Items from an interface collection

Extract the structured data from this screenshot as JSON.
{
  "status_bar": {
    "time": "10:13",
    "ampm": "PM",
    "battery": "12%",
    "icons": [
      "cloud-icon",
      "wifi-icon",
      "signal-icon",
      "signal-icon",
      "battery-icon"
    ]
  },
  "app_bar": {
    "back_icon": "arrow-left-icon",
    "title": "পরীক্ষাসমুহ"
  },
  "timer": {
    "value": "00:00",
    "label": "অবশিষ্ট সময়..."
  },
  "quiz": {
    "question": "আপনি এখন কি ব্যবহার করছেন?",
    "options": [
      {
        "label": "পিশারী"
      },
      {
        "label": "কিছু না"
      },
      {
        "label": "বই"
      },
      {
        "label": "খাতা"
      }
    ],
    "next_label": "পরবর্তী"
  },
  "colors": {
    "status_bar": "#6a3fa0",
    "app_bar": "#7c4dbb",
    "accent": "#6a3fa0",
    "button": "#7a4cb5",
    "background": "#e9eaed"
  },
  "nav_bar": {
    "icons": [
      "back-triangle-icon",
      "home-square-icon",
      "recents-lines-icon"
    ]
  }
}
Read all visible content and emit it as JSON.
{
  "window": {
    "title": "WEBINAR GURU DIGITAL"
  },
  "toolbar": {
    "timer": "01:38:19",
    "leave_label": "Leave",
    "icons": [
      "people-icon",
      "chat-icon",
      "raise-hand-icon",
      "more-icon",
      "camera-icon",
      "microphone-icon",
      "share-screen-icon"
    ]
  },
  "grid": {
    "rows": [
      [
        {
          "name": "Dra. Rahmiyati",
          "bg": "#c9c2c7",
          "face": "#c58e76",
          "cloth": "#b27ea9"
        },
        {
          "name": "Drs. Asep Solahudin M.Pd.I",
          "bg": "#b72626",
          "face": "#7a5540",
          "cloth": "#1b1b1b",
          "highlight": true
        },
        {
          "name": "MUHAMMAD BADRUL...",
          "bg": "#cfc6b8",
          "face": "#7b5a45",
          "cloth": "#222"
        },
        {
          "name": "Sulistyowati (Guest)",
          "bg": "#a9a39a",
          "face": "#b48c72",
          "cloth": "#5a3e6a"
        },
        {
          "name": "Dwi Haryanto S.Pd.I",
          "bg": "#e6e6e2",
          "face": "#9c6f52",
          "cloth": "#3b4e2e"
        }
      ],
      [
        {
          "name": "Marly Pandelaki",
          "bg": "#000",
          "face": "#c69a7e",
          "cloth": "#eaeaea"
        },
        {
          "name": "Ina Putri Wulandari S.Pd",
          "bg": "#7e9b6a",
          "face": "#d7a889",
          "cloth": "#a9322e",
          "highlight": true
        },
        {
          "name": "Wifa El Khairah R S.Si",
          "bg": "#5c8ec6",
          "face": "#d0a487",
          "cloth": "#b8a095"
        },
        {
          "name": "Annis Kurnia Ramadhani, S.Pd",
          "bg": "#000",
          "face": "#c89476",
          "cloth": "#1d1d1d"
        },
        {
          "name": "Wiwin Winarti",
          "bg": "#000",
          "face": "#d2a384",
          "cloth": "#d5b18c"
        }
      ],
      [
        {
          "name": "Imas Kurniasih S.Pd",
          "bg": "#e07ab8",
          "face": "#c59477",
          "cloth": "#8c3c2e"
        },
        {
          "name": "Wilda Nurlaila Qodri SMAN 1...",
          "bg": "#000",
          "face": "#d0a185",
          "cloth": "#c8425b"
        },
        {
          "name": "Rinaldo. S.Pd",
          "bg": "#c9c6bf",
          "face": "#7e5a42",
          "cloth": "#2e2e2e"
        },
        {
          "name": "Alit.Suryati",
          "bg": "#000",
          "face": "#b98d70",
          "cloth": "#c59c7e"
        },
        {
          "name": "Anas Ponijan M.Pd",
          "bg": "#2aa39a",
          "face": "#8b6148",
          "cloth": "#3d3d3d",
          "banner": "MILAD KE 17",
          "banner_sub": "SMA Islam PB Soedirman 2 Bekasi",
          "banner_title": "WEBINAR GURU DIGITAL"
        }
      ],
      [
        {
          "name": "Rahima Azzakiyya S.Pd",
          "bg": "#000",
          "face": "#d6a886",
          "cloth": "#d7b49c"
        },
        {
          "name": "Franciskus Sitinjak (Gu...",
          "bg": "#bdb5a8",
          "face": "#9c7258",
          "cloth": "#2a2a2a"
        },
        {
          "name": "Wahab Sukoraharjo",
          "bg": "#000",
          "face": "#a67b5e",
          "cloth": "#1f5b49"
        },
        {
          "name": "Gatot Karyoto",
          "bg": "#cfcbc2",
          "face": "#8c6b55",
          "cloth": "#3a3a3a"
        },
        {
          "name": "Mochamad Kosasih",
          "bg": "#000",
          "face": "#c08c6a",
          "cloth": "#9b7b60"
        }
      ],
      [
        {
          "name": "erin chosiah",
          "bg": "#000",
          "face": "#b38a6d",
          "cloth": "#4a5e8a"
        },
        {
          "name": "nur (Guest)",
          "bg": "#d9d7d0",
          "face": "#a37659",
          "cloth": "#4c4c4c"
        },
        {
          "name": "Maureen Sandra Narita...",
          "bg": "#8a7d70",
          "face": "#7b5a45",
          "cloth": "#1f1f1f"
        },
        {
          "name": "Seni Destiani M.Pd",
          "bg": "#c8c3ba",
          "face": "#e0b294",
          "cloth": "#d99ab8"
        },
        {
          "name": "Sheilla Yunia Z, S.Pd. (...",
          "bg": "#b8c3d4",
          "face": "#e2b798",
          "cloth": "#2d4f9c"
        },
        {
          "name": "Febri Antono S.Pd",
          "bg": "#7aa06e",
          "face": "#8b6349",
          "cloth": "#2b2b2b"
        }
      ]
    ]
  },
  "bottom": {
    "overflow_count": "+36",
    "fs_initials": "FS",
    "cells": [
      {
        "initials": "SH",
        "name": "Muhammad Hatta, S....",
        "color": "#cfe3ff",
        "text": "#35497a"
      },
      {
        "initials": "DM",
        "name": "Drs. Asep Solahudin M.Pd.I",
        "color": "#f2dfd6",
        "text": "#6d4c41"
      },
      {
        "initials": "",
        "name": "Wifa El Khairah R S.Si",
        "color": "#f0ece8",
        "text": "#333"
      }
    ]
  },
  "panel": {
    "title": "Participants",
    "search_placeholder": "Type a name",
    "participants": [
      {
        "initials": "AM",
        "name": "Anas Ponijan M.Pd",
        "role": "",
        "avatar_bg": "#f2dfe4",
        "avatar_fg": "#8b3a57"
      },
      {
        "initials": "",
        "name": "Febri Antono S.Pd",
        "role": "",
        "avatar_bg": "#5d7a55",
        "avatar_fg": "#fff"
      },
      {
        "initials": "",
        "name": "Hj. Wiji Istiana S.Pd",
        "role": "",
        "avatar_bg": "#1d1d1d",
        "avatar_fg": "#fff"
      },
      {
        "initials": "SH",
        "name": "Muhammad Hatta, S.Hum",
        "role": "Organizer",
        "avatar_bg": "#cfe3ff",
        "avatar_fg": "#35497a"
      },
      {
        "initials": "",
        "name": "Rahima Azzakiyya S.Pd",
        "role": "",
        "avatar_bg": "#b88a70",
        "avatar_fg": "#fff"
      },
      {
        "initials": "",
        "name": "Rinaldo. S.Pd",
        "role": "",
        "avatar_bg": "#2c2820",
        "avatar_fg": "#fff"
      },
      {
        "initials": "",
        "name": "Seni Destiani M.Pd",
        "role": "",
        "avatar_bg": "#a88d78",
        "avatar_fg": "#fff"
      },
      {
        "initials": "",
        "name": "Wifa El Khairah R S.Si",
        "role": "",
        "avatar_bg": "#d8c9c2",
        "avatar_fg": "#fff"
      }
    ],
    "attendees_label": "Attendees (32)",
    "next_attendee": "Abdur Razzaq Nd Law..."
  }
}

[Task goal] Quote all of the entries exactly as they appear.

[Task output]
Extract the structured data from this screenshot as JSON.
{
  "status_bar": {
    "time": "10:13",
    "ampm": "PM",
    "battery": "12%",
    "icons": [
      "cloud-icon",
      "wifi-icon",
      "signal-icon",
      "signal-icon",
      "battery-icon"
    ]
  },
  "app_bar": {
    "back_icon": "arrow-left-icon",
    "title": "পরীক্ষাসমুহ"
  },
  "timer": {
    "value": "00:00",
    "label": "অবশিষ্ট সময়..."
  },
  "quiz": {
    "question": "আপনি এখন কি ব্যবহার করছেন?",
    "options": [
      {
        "label": "পিশারী"
      },
      {
        "label": "কিছু না"
      },
      {
        "label": "বই"
      },
      {
        "label": "খাতা"
      }
    ],
    "next_label": "পরবর্তী"
  },
  "colors": {
    "status_bar": "#6a3fa0",
    "app_bar": "#7c4dbb",
    "accent": "#6a3fa0",
    "button": "#7a4cb5",
    "background": "#e9eaed"
  },
  "nav_bar": {
    "icons": [
      "back-triangle-icon",
      "home-square-icon",
      "recents-lines-icon"
    ]
  }
}
Read all visible content and emit it as JSON.
{
  "window": {
    "title": "WEBINAR GURU DIGITAL"
  },
  "toolbar": {
    "timer": "01:38:19",
    "leave_label": "Leave",
    "icons": [
      "people-icon",
      "chat-icon",
      "raise-hand-icon",
      "more-icon",
      "camera-icon",
      "microphone-icon",
      "share-screen-icon"
    ]
  },
  "grid": {
    "rows": [
      [
        {
          "name": "Dra. Rahmiyati",
          "bg": "#c9c2c7",
          "face": "#c58e76",
          "cloth": "#b27ea9"
        },
        {
          "name": "Drs. Asep Solahudin M.Pd.I",
          "bg": "#b72626",
          "face": "#7a5540",
          "cloth": "#1b1b1b",
          "highlight": true
        },
        {
          "name": "MUHAMMAD BADRUL...",
          "bg": "#cfc6b8",
          "face": "#7b5a45",
          "cloth": "#222"
        },
        {
          "name": "Sulistyowati (Guest)",
          "bg": "#a9a39a",
          "face": "#b48c72",
          "cloth": "#5a3e6a"
        },
        {
          "name": "Dwi Haryanto S.Pd.I",
          "bg": "#e6e6e2",
          "face": "#9c6f52",
          "cloth": "#3b4e2e"
        }
      ],
      [
        {
          "name": "Marly Pandelaki",
          "bg": "#000",
          "face": "#c69a7e",
          "cloth": "#eaeaea"
        },
        {
          "name": "Ina Putri Wulandari S.Pd",
          "bg": "#7e9b6a",
          "face": "#d7a889",
          "cloth": "#a9322e",
          "highlight": true
        },
        {
          "name": "Wifa El Khairah R S.Si",
          "bg": "#5c8ec6",
          "face": "#d0a487",
          "cloth": "#b8a095"
        },
        {
          "name": "Annis Kurnia Ramadhani, S.Pd",
          "bg": "#000",
          "face": "#c89476",
          "cloth": "#1d1d1d"
        },
        {
          "name": "Wiwin Winarti",
          "bg": "#000",
          "face": "#d2a384",
          "cloth": "#d5b18c"
        }
      ],
      [
        {
          "name": "Imas Kurniasih S.Pd",
          "bg": "#e07ab8",
          "face": "#c59477",
          "cloth": "#8c3c2e"
        },
        {
          "name": "Wilda Nurlaila Qodri SMAN 1...",
          "bg": "#000",
          "face": "#d0a185",
          "cloth": "#c8425b"
        },
        {
          "name": "Rinaldo. S.Pd",
          "bg": "#c9c6bf",
          "face": "#7e5a42",
          "cloth": "#2e2e2e"
        },
        {
          "name": "Alit.Suryati",
          "bg": "#000",
          "face": "#b98d70",
          "cloth": "#c59c7e"
        },
        {
          "name": "Anas Ponijan M.Pd",
          "bg": "#2aa39a",
          "face": "#8b6148",
          "cloth": "#3d3d3d",
          "banner": "MILAD KE 17",
          "banner_sub": "SMA Islam PB Soedirman 2 Bekasi",
          "banner_title": "WEBINAR GURU DIGITAL"
        }
      ],
      [
        {
          "name": "Rahima Azzakiyya S.Pd",
          "bg": "#000",
          "face": "#d6a886",
          "cloth": "#d7b49c"
        },
        {
          "name": "Franciskus Sitinjak (Gu...",
          "bg": "#bdb5a8",
          "face": "#9c7258",
          "cloth": "#2a2a2a"
        },
        {
          "name": "Wahab Sukoraharjo",
          "bg": "#000",
          "face": "#a67b5e",
          "cloth": "#1f5b49"
        },
        {
          "name": "Gatot Karyoto",
          "bg": "#cfcbc2",
          "face": "#8c6b55",
          "cloth": "#3a3a3a"
        },
        {
          "name": "Mochamad Kosasih",
          "bg": "#000",
          "face": "#c08c6a",
          "cloth": "#9b7b60"
        }
      ],
      [
        {
          "name": "erin chosiah",
          "bg": "#000",
          "face": "#b38a6d",
          "cloth": "#4a5e8a"
        },
        {
          "name": "nur (Guest)",
          "bg": "#d9d7d0",
          "face": "#a37659",
          "cloth": "#4c4c4c"
        },
        {
          "name": "Maureen Sandra Narita...",
          "bg": "#8a7d70",
          "face": "#7b5a45",
          "cloth": "#1f1f1f"
        },
        {
          "name": "Seni Destiani M.Pd",
          "bg": "#c8c3ba",
          "face": "#e0b294",
          "cloth": "#d99ab8"
        },
        {
          "name": "Sheilla Yunia Z, S.Pd. (...",
          "bg": "#b8c3d4",
          "face": "#e2b798",
          "cloth": "#2d4f9c"
        },
        {
          "name": "Febri Antono S.Pd",
          "bg": "#7aa06e",
          "face": "#8b6349",
          "cloth": "#2b2b2b"
        }
      ]
    ]
  },
  "bottom": {
    "overflow_count": "+36",
    "fs_initials": "FS",
    "cells": [
      {
        "initials": "SH",
        "name": "Muhammad Hatta, S....",
        "color": "#cfe3ff",
        "text": "#35497a"
      },
      {
        "initials": "DM",
        "name": "Drs. Asep Solahudin M.Pd.I",
        "color": "#f2dfd6",
        "text": "#6d4c41"
      },
      {
        "initials": "",
        "name": "Wifa El Khairah R S.Si",
        "color": "#f0ece8",
        "text": "#333"
      }
    ]
  },
  "panel": {
    "title": "Participants",
    "search_placeholder": "Type a name",
    "participants": [
      {
        "initials": "AM",
        "name": "Anas Ponijan M.Pd",
        "role": "",
        "avatar_bg": "#f2dfe4",
        "avatar_fg": "#8b3a57"
      },
      {
        "initials": "",
        "name": "Febri Antono S.Pd",
        "role": "",
        "avatar_bg": "#5d7a55",
        "avatar_fg": "#fff"
      },
      {
        "initials": "",
        "name": "Hj. Wiji Istiana S.Pd",
        "role": "",
        "avatar_bg": "#1d1d1d",
        "avatar_fg": "#fff"
      },
      {
        "initials": "SH",
        "name": "Muhammad Hatta, S.Hum",
        "role": "Organizer",
        "avatar_bg": "#cfe3ff",
        "avatar_fg": "#35497a"
      },
      {
        "initials": "",
        "name": "Rahima Azzakiyya S.Pd",
        "role": "",
        "avatar_bg": "#b88a70",
        "avatar_fg": "#fff"
      },
      {
        "initials": "",
        "name": "Rinaldo. S.Pd",
        "role": "",
        "avatar_bg": "#2c2820",
        "avatar_fg": "#fff"
      },
      {
        "initials": "",
        "name": "Seni Destiani M.Pd",
        "role": "",
        "avatar_bg": "#a88d78",
        "avatar_fg": "#fff"
      },
      {
        "initials": "",
        "name": "Wifa El Khairah R S.Si",
        "role": "",
        "avatar_bg": "#d8c9c2",
        "avatar_fg": "#fff"
      }
    ],
    "attendees_label": "Attendees (32)",
    "next_attendee": "Abdur Razzaq Nd Law..."
  }
}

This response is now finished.